→ **TASK DESCRIPTION**
All records below must be written out exactly, with the pictures excluded.

→ **DATASET ENTRIES**
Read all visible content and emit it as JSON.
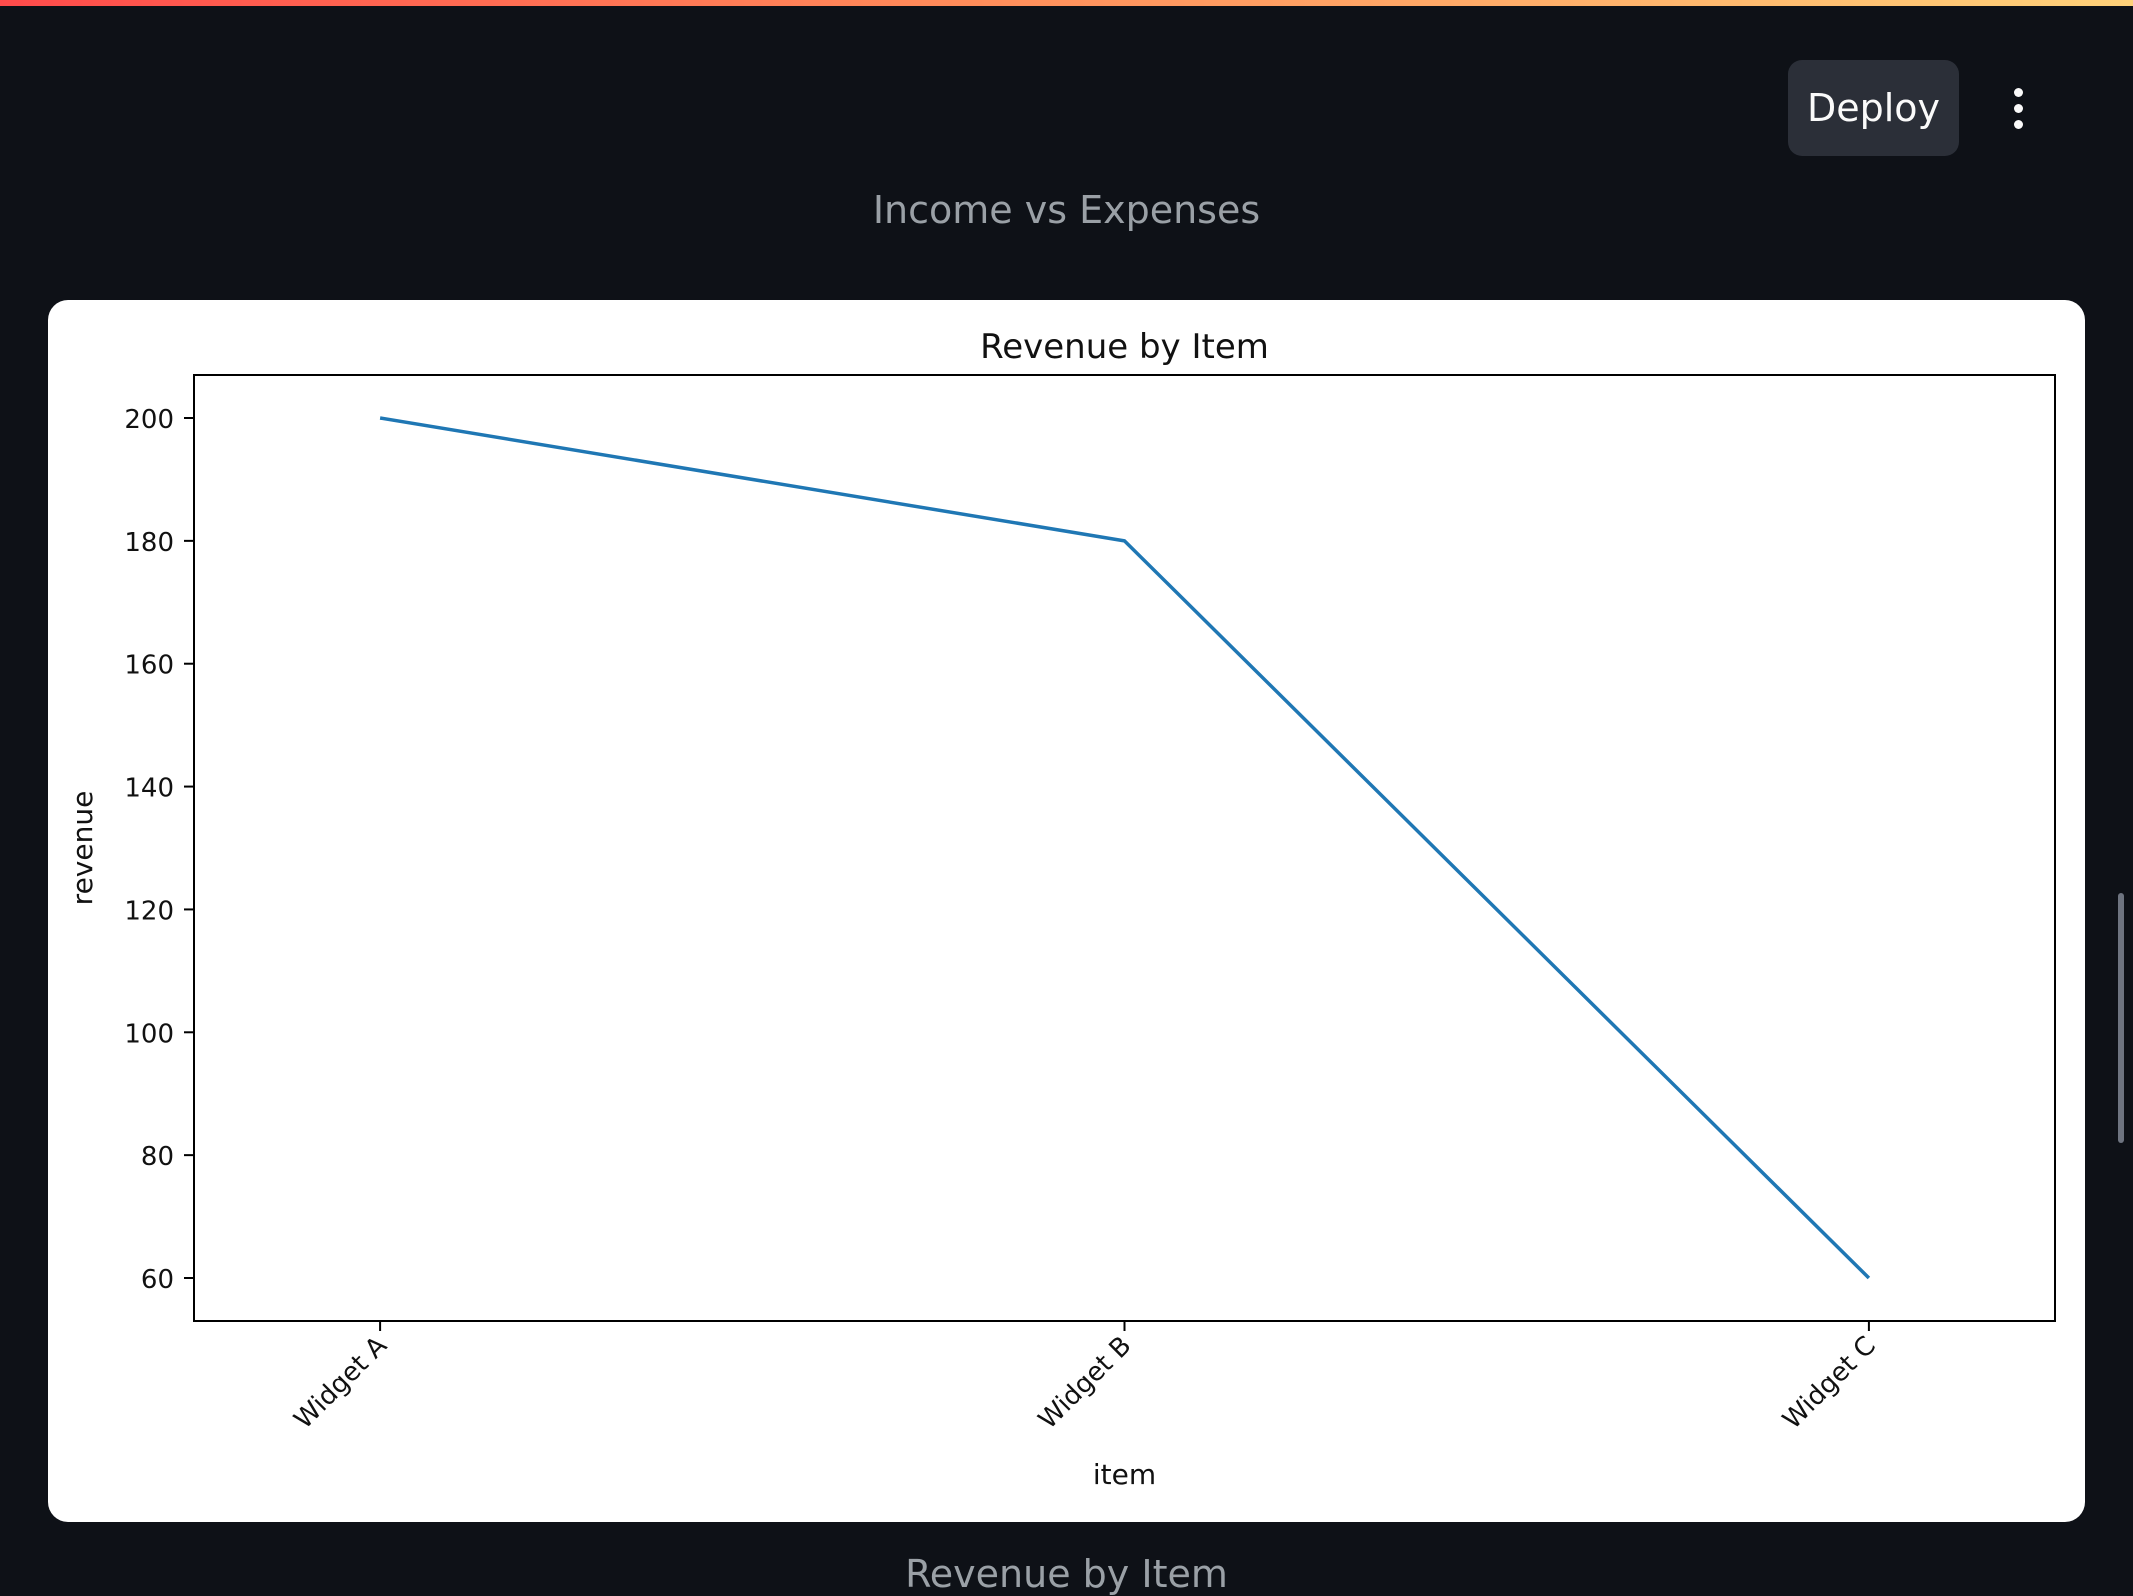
{
  "header": {
    "deploy_label": "Deploy",
    "menu_icon": "kebab-menu-icon"
  },
  "captions": {
    "above_chart": "Income vs Expenses",
    "below_chart": "Revenue by Item"
  },
  "colors": {
    "page_background": "#0e1117",
    "line": "#1f77b4"
  },
  "chart_data": {
    "type": "line",
    "title": "Revenue by Item",
    "xlabel": "item",
    "ylabel": "revenue",
    "categories": [
      "Widget A",
      "Widget B",
      "Widget C"
    ],
    "values": [
      200,
      180,
      60
    ],
    "ylim": [
      53,
      207
    ],
    "yticks": [
      60,
      80,
      100,
      120,
      140,
      160,
      180,
      200
    ],
    "grid": false,
    "legend": "none"
  }
}
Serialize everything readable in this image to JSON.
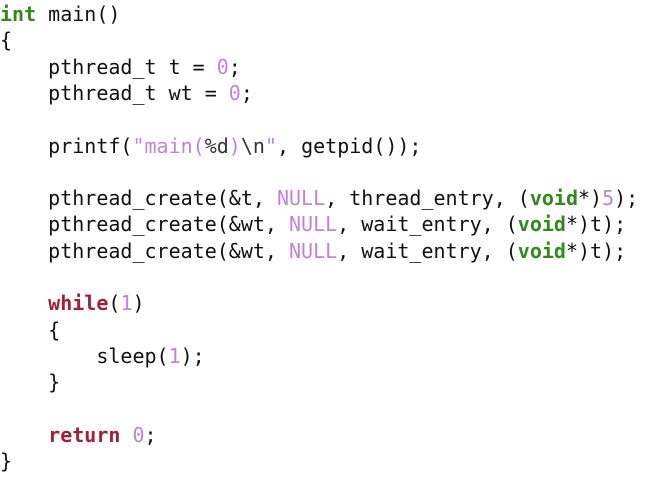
{
  "editor": {
    "lines": [
      [
        {
          "text": "int",
          "cls": "kw"
        },
        {
          "text": " main()",
          "cls": "plain"
        }
      ],
      [
        {
          "text": "{",
          "cls": "plain"
        }
      ],
      [
        {
          "text": "    pthread_t t = ",
          "cls": "plain"
        },
        {
          "text": "0",
          "cls": "lit"
        },
        {
          "text": ";",
          "cls": "plain"
        }
      ],
      [
        {
          "text": "    pthread_t wt = ",
          "cls": "plain"
        },
        {
          "text": "0",
          "cls": "lit"
        },
        {
          "text": ";",
          "cls": "plain"
        }
      ],
      [],
      [
        {
          "text": "    printf(",
          "cls": "plain"
        },
        {
          "text": "\"main(",
          "cls": "lit"
        },
        {
          "text": "%d",
          "cls": "fmt"
        },
        {
          "text": ")",
          "cls": "lit"
        },
        {
          "text": "\\n",
          "cls": "fmt"
        },
        {
          "text": "\"",
          "cls": "lit"
        },
        {
          "text": ", getpid());",
          "cls": "plain"
        }
      ],
      [],
      [
        {
          "text": "    pthread_create(&t, ",
          "cls": "plain"
        },
        {
          "text": "NULL",
          "cls": "lit"
        },
        {
          "text": ", thread_entry, (",
          "cls": "plain"
        },
        {
          "text": "void",
          "cls": "kw"
        },
        {
          "text": "*)",
          "cls": "plain"
        },
        {
          "text": "5",
          "cls": "lit"
        },
        {
          "text": ");",
          "cls": "plain"
        }
      ],
      [
        {
          "text": "    pthread_create(&wt, ",
          "cls": "plain"
        },
        {
          "text": "NULL",
          "cls": "lit"
        },
        {
          "text": ", wait_entry, (",
          "cls": "plain"
        },
        {
          "text": "void",
          "cls": "kw"
        },
        {
          "text": "*)t);",
          "cls": "plain"
        }
      ],
      [
        {
          "text": "    pthread_create(&wt, ",
          "cls": "plain"
        },
        {
          "text": "NULL",
          "cls": "lit"
        },
        {
          "text": ", wait_entry, (",
          "cls": "plain"
        },
        {
          "text": "void",
          "cls": "kw"
        },
        {
          "text": "*)t);",
          "cls": "plain"
        }
      ],
      [],
      [
        {
          "text": "    ",
          "cls": "plain"
        },
        {
          "text": "while",
          "cls": "ctl"
        },
        {
          "text": "(",
          "cls": "plain"
        },
        {
          "text": "1",
          "cls": "lit"
        },
        {
          "text": ")",
          "cls": "plain"
        }
      ],
      [
        {
          "text": "    {",
          "cls": "plain"
        }
      ],
      [
        {
          "text": "        sleep(",
          "cls": "plain"
        },
        {
          "text": "1",
          "cls": "lit"
        },
        {
          "text": ");",
          "cls": "plain"
        }
      ],
      [
        {
          "text": "    }",
          "cls": "plain"
        }
      ],
      [],
      [
        {
          "text": "    ",
          "cls": "plain"
        },
        {
          "text": "return",
          "cls": "ctl"
        },
        {
          "text": " ",
          "cls": "plain"
        },
        {
          "text": "0",
          "cls": "lit"
        },
        {
          "text": ";",
          "cls": "plain"
        }
      ],
      [
        {
          "text": "}",
          "cls": "plain"
        }
      ]
    ]
  },
  "colors": {
    "keyword": "#2e8b1a",
    "control": "#a3203a",
    "literal": "#c383d3",
    "text": "#111111",
    "background": "#ffffff"
  }
}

→ **WRITTEN RESPONSE**
Read all visible content and emit it as JSON.
{
  "header": {
    "deploy_label": "Deploy",
    "menu_icon": "kebab-menu-icon"
  },
  "captions": {
    "above_chart": "Income vs Expenses",
    "below_chart": "Revenue by Item"
  },
  "colors": {
    "page_background": "#0e1117",
    "line": "#1f77b4"
  },
  "chart_data": {
    "type": "line",
    "title": "Revenue by Item",
    "xlabel": "item",
    "ylabel": "revenue",
    "categories": [
      "Widget A",
      "Widget B",
      "Widget C"
    ],
    "values": [
      200,
      180,
      60
    ],
    "ylim": [
      53,
      207
    ],
    "yticks": [
      60,
      80,
      100,
      120,
      140,
      160,
      180,
      200
    ],
    "grid": false,
    "legend": "none"
  }
}
Serialize everything readable in this image to JSON.
{
  "editor": {
    "lines": [
      [
        {
          "text": "int",
          "cls": "kw"
        },
        {
          "text": " main()",
          "cls": "plain"
        }
      ],
      [
        {
          "text": "{",
          "cls": "plain"
        }
      ],
      [
        {
          "text": "    pthread_t t = ",
          "cls": "plain"
        },
        {
          "text": "0",
          "cls": "lit"
        },
        {
          "text": ";",
          "cls": "plain"
        }
      ],
      [
        {
          "text": "    pthread_t wt = ",
          "cls": "plain"
        },
        {
          "text": "0",
          "cls": "lit"
        },
        {
          "text": ";",
          "cls": "plain"
        }
      ],
      [],
      [
        {
          "text": "    printf(",
          "cls": "plain"
        },
        {
          "text": "\"main(",
          "cls": "lit"
        },
        {
          "text": "%d",
          "cls": "fmt"
        },
        {
          "text": ")",
          "cls": "lit"
        },
        {
          "text": "\\n",
          "cls": "fmt"
        },
        {
          "text": "\"",
          "cls": "lit"
        },
        {
          "text": ", getpid());",
          "cls": "plain"
        }
      ],
      [],
      [
        {
          "text": "    pthread_create(&t, ",
          "cls": "plain"
        },
        {
          "text": "NULL",
          "cls": "lit"
        },
        {
          "text": ", thread_entry, (",
          "cls": "plain"
        },
        {
          "text": "void",
          "cls": "kw"
        },
        {
          "text": "*)",
          "cls": "plain"
        },
        {
          "text": "5",
          "cls": "lit"
        },
        {
          "text": ");",
          "cls": "plain"
        }
      ],
      [
        {
          "text": "    pthread_create(&wt, ",
          "cls": "plain"
        },
        {
          "text": "NULL",
          "cls": "lit"
        },
        {
          "text": ", wait_entry, (",
          "cls": "plain"
        },
        {
          "text": "void",
          "cls": "kw"
        },
        {
          "text": "*)t);",
          "cls": "plain"
        }
      ],
      [
        {
          "text": "    pthread_create(&wt, ",
          "cls": "plain"
        },
        {
          "text": "NULL",
          "cls": "lit"
        },
        {
          "text": ", wait_entry, (",
          "cls": "plain"
        },
        {
          "text": "void",
          "cls": "kw"
        },
        {
          "text": "*)t);",
          "cls": "plain"
        }
      ],
      [],
      [
        {
          "text": "    ",
          "cls": "plain"
        },
        {
          "text": "while",
          "cls": "ctl"
        },
        {
          "text": "(",
          "cls": "plain"
        },
        {
          "text": "1",
          "cls": "lit"
        },
        {
          "text": ")",
          "cls": "plain"
        }
      ],
      [
        {
          "text": "    {",
          "cls": "plain"
        }
      ],
      [
        {
          "text": "        sleep(",
          "cls": "plain"
        },
        {
          "text": "1",
          "cls": "lit"
        },
        {
          "text": ");",
          "cls": "plain"
        }
      ],
      [
        {
          "text": "    }",
          "cls": "plain"
        }
      ],
      [],
      [
        {
          "text": "    ",
          "cls": "plain"
        },
        {
          "text": "return",
          "cls": "ctl"
        },
        {
          "text": " ",
          "cls": "plain"
        },
        {
          "text": "0",
          "cls": "lit"
        },
        {
          "text": ";",
          "cls": "plain"
        }
      ],
      [
        {
          "text": "}",
          "cls": "plain"
        }
      ]
    ]
  },
  "colors": {
    "keyword": "#2e8b1a",
    "control": "#a3203a",
    "literal": "#c383d3",
    "text": "#111111",
    "background": "#ffffff"
  }
}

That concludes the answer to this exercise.